- Nearly three out of four respondents (58%) deal with elderly victims of investment fraud or financial exploitation “quite often” or “somewhat often.” Fewer than one in ten (7%) say they never deal with such victims.
- Nearly all of the experts (96%) say the problem of elderly investment fraud/financial exploitation in the U.S. is “very serious” (70%) or “somewhat serious (26%).
- More than nine out of ten respondents (93%) indicate that medical professionals can play a “very” or “somewhat” important role “when they are trained to spot and report the warning signs of elderly investment fraud/financial exploitation.”
- According to the experts, the top three reasons investment frauds against elderly victims go unreported are: “shame on the part of victims” (86%); “the ability of con artists to string victims along until it is too late” (80%); and “failure of adult children to spot the problem and intervene” (70%).
- Nearly all (96%) of respondents say that “potential problems with mental comprehension make seniors more vulnerable” to financial swindles “very often” or “quite often.”
- A large majority of respondents (80%) say that their experience is “very” or “somewhat” consistent with “a 2008 study (that) found that about 35 percent of the 25 million people over age 71 in the U.S. either have mild cognitive impairment or Alzheimer’s disease, making them especially vulnerable to financial exploitation, including investment fraud.”
In summary, we all need to think more about ways to head off financial swindlers who target our parents or other elderly family members.
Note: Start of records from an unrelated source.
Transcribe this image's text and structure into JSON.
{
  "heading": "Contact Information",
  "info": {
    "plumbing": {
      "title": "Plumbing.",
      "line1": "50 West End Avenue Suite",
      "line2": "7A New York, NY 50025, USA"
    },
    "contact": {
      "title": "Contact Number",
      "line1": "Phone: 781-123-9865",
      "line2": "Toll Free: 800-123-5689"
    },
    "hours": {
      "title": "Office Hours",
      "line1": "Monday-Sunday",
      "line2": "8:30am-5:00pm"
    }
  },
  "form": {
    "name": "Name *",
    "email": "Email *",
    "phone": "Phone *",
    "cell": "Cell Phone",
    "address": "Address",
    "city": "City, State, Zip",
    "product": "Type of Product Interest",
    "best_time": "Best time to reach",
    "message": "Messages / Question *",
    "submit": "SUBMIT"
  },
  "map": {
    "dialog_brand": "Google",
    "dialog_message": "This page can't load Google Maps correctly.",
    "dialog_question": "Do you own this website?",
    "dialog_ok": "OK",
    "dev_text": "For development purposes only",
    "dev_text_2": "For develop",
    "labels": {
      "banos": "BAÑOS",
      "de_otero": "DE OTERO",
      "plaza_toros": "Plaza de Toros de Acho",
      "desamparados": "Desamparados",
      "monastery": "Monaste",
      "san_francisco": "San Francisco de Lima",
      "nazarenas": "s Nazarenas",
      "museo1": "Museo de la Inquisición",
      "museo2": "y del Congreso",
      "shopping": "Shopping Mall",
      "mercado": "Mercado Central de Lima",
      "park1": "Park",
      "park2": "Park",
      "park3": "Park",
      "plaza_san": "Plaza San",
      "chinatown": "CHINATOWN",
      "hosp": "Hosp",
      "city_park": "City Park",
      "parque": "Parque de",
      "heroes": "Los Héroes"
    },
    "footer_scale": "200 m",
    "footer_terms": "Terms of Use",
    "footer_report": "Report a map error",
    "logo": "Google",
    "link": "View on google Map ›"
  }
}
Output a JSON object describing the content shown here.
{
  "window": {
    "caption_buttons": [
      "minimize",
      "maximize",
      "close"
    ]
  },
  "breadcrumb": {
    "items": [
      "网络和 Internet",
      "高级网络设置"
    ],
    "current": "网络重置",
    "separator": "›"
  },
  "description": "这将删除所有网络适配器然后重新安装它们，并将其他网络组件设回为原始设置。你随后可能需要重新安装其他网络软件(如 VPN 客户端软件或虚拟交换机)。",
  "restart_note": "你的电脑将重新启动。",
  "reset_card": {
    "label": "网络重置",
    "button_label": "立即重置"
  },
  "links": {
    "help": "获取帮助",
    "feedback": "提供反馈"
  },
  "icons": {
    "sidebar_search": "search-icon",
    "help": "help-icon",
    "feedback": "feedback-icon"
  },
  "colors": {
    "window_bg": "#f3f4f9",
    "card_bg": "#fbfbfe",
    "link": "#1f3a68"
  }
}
It’s sometimes difficult to step in before damage is done, but at least we can hope to head it off before the damage is complete. If your parents are 65 or over and you suspect they might be slipping, even a bit, consider asking them about their investments and perhaps add that you’d be willing to help them decide whether to invest if an opportunity is presented to them. And if you think they might have gotten into a scam or are losing money because of bad financial advice, call us. We can help you figure it out and, if necessary, take action to seek recovery of their money.
Hugh Berkson is a Securities Attorney with McCarthy, Lebit, Crystal & Liffman, Co. LPA. Hugh is rated AV® Preeminent™ by Martindale-Hubbell®.
He obtained a business degree in Finance from the University of Texas at Austin in 1989, and is a 1994 graduate of Case Western Reserve University School of Law, where he was a member of the Order of the Barristers and received both the American Jurisprudence Award, (National Mock Trial) in 1993 and the Jonathan M. Ault Mock Trial Prize for 1993-1994.